And here is your love
For all things.Here is your cart,
And your cardboard and piss;
And here is your love
For all of this.
and you are tangled in the symmetry between these two extremes, the king and the homeless. When you add the music, it will sound tragic and sublime and Cohen’s voice will speak to you as if a fallen angel were disclosing you the secret of life and death.
Here is it.
It might be surprising to think of football as something that could be interesting itself, and not as a societal phenomenon. Yet, I am sure that with a few changes it could really become something worth watching.
- Once the ball has been taken to the other half of the playing field, it can’t be taken back. If you do, your opponents will benefit from a throw-in. Come on, all these passings are simply pointless.
- Forget offside. The rule is as outdated as the second amendment. And, by the way, it is absurd to make the few interesting passings (see 1.) irregular!
- Actual playing time. 2 halves, 25 minutes each. 50′ of real play would be enough – and, anyway, much better than 80′ of backwards passings.
- Unlimited substitutions. Why bother?
- When a draw is not allowed, as in World Cup finals, just go on playing until somebody scores. They will be motivated to make some action happen.
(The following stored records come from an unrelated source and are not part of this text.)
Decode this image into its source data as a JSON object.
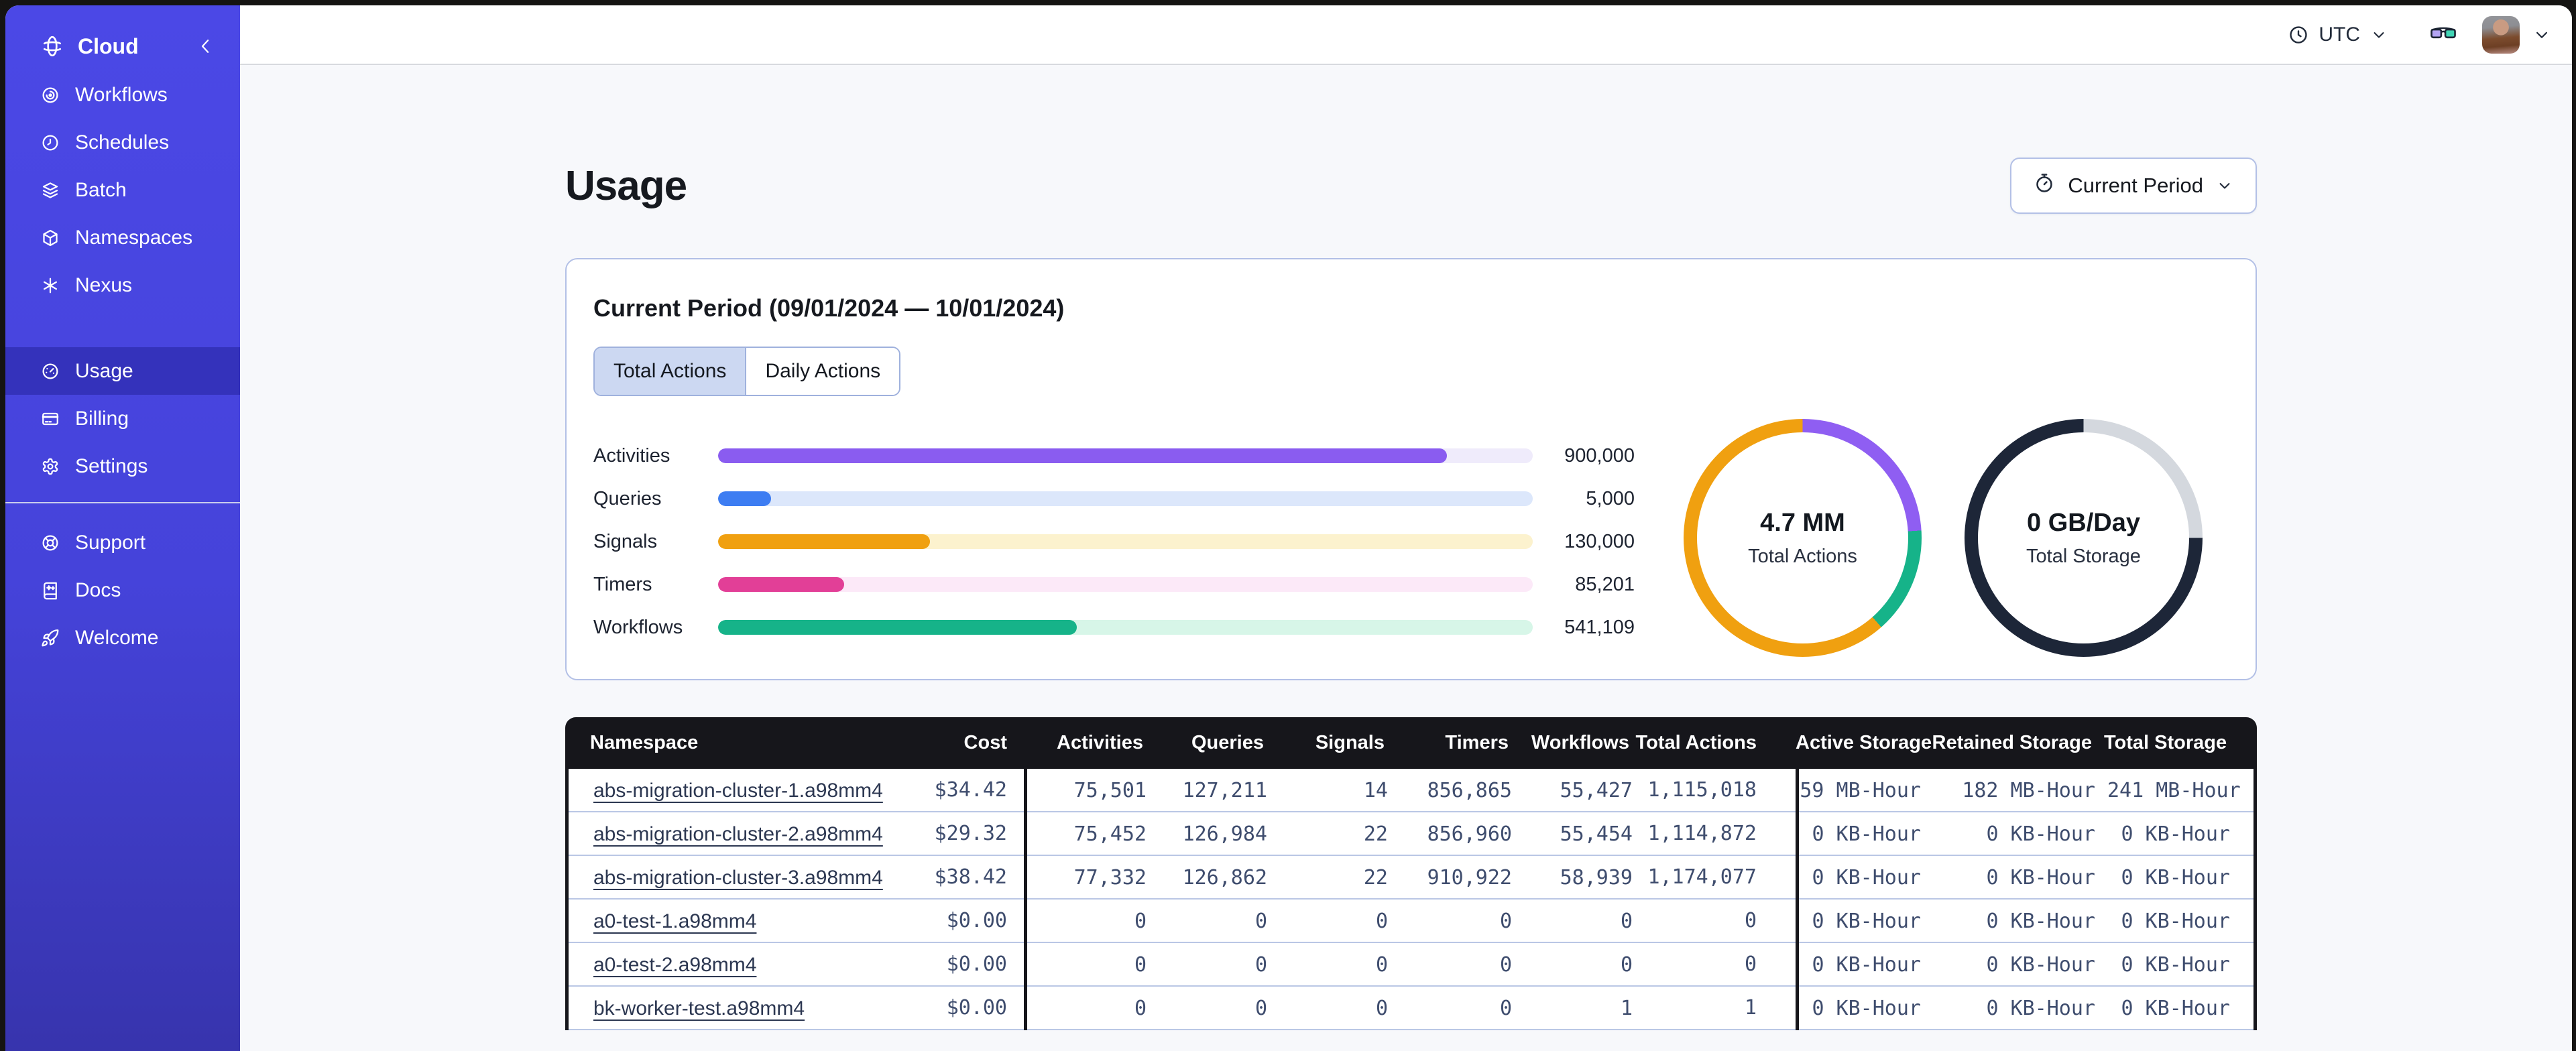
{
  "sidebar": {
    "brand": {
      "label": "Cloud",
      "icon": "temporal-logo-icon",
      "collapse_icon": "chevron-left-icon"
    },
    "nav_main": [
      {
        "label": "Workflows",
        "icon": "workflows-target-icon",
        "active": false
      },
      {
        "label": "Schedules",
        "icon": "schedule-clock-icon",
        "active": false
      },
      {
        "label": "Batch",
        "icon": "layers-icon",
        "active": false
      },
      {
        "label": "Namespaces",
        "icon": "cube-icon",
        "active": false
      },
      {
        "label": "Nexus",
        "icon": "asterisk-icon",
        "active": false
      }
    ],
    "nav_account": [
      {
        "label": "Usage",
        "icon": "gauge-icon",
        "active": true
      },
      {
        "label": "Billing",
        "icon": "credit-card-icon",
        "active": false
      },
      {
        "label": "Settings",
        "icon": "gear-icon",
        "active": false
      }
    ],
    "nav_footer": [
      {
        "label": "Support",
        "icon": "lifebuoy-icon",
        "active": false
      },
      {
        "label": "Docs",
        "icon": "book-icon",
        "active": false
      },
      {
        "label": "Welcome",
        "icon": "rocket-icon",
        "active": false
      }
    ],
    "colors": {
      "bg_top": "#4b48e6",
      "bg_bottom": "#3734ad",
      "active_bg": "rgba(10,8,105,0.30)"
    }
  },
  "topbar": {
    "timezone_label": "UTC"
  },
  "page": {
    "title": "Usage",
    "period_selector": {
      "label": "Current Period",
      "icon": "stopwatch-icon"
    }
  },
  "usage_card": {
    "title": "Current Period (09/01/2024 — 10/01/2024)",
    "tabs": [
      {
        "label": "Total Actions",
        "active": true
      },
      {
        "label": "Daily Actions",
        "active": false
      }
    ],
    "chart_data": {
      "type": "bar",
      "categories": [
        "Activities",
        "Queries",
        "Signals",
        "Timers",
        "Workflows"
      ],
      "values": [
        900000,
        5000,
        130000,
        85201,
        541109
      ],
      "display_values": [
        "900,000",
        "5,000",
        "130,000",
        "85,201",
        "541,109"
      ],
      "fill_percents": [
        89.5,
        6.5,
        26,
        15.5,
        44
      ],
      "bar_colors": [
        "#8a5cf0",
        "#3d7df2",
        "#f0a010",
        "#e23f97",
        "#16b389"
      ],
      "track_colors": [
        "#efebfb",
        "#dce7fb",
        "#fcf2ce",
        "#fce9f8",
        "#d7f6e8"
      ]
    },
    "donuts": [
      {
        "value": "4.7 MM",
        "label": "Total Actions",
        "segments": [
          {
            "name": "activities",
            "color": "#8f5ef2",
            "pct": 24
          },
          {
            "name": "workflows",
            "color": "#16b389",
            "pct": 14.5
          },
          {
            "name": "other-actions",
            "color": "#f0a010",
            "pct": 61.5
          }
        ]
      },
      {
        "value": "0 GB/Day",
        "label": "Total Storage",
        "segments": [
          {
            "name": "storage-empty",
            "color": "#d4d8de",
            "pct": 25
          },
          {
            "name": "storage-track",
            "color": "#1d2638",
            "pct": 75
          }
        ]
      }
    ]
  },
  "table": {
    "columns": [
      "Namespace",
      "Cost",
      "Activities",
      "Queries",
      "Signals",
      "Timers",
      "Workflows",
      "Total Actions",
      "Active Storage",
      "Retained Storage",
      "Total Storage"
    ],
    "rows": [
      [
        "abs-migration-cluster-1.a98mm4",
        "$34.42",
        "75,501",
        "127,211",
        "14",
        "856,865",
        "55,427",
        "1,115,018",
        "59 MB-Hour",
        "182 MB-Hour",
        "241 MB-Hour"
      ],
      [
        "abs-migration-cluster-2.a98mm4",
        "$29.32",
        "75,452",
        "126,984",
        "22",
        "856,960",
        "55,454",
        "1,114,872",
        "0 KB-Hour",
        "0 KB-Hour",
        "0 KB-Hour"
      ],
      [
        "abs-migration-cluster-3.a98mm4",
        "$38.42",
        "77,332",
        "126,862",
        "22",
        "910,922",
        "58,939",
        "1,174,077",
        "0 KB-Hour",
        "0 KB-Hour",
        "0 KB-Hour"
      ],
      [
        "a0-test-1.a98mm4",
        "$0.00",
        "0",
        "0",
        "0",
        "0",
        "0",
        "0",
        "0 KB-Hour",
        "0 KB-Hour",
        "0 KB-Hour"
      ],
      [
        "a0-test-2.a98mm4",
        "$0.00",
        "0",
        "0",
        "0",
        "0",
        "0",
        "0",
        "0 KB-Hour",
        "0 KB-Hour",
        "0 KB-Hour"
      ],
      [
        "bk-worker-test.a98mm4",
        "$0.00",
        "0",
        "0",
        "0",
        "0",
        "1",
        "1",
        "0 KB-Hour",
        "0 KB-Hour",
        "0 KB-Hour"
      ]
    ]
  }
}
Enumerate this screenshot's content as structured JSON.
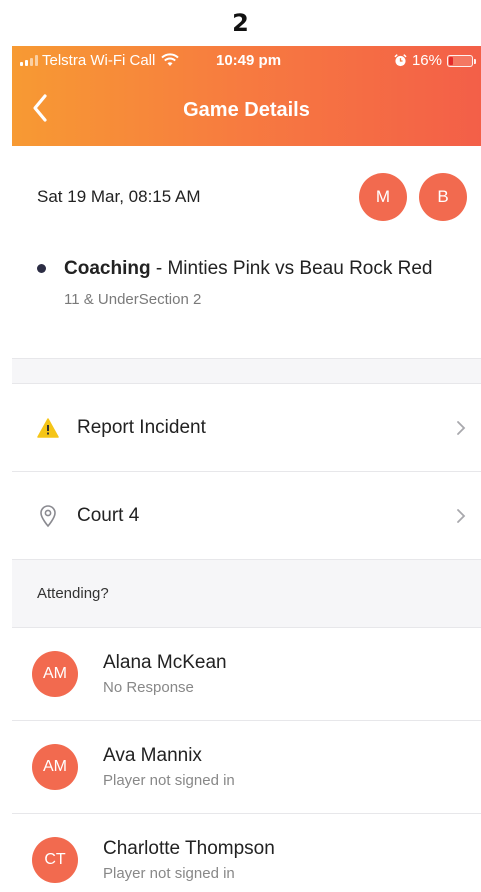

Well, I know. Just joking, I know I’ll just have to keep following other stuff.
Time to honor Umberto Eco: for this sad task, I have an unlikely piece of advice for whoever has read Dan Brown’s “The Da Vinci code”.
For those who enjoyed the thriller, but were left a bit unsatisfied by the shallow narrative.
For those who were entagled by the underlying conspirational theory, but found it a little bit flimsy.
For those who struggled through the book but were left with the feeling that art and history deserve a more competent treatment.
For those who dropped it because it’s so unsophisticated and did not waste their time reading similar stuff.
And finally, for those who didn’t even begin it, but read something about it because, at least in principle, it might have turned out to be interesting.
If you’re still with me, well, here’s my tip: go grab a copy of Eco’s “Foucault’s pendulum”.
Innovation in music is usually about distribution: new channels to listen to, new ways to monetize, new networks to leverage in order to build popularity and reputation…
But what about music itself? Every new piece of music that is written has its own uniqueness, and is therefore intrinsically new. Old songs can be executed with different instruments and styles, providing countless opportunities for experimentation.
Sometimes, innovation comes at the expense of appreciation by the general public: experimental music can be tough to enjoy, and sometimes harder to understand than conceptual art. One would expect a song with a tune made of one single note to be a bore, and would hardly bet a dime on its success in a popular contest such as the Sanremo Music Festival. Yet, these guys managed to get the 2nd place (and, it goes without saying, all the prizes awarded by expert panels). Brilliant!
Note: the intro does not count for single-noteness, as it says
Pursuing the dream of a complex tune,
crowded with the most uncommon convolutions…
…and then you realize
that all you needed was that single note,
the most beautiful one.
What a fool, I should have thought about the single-note song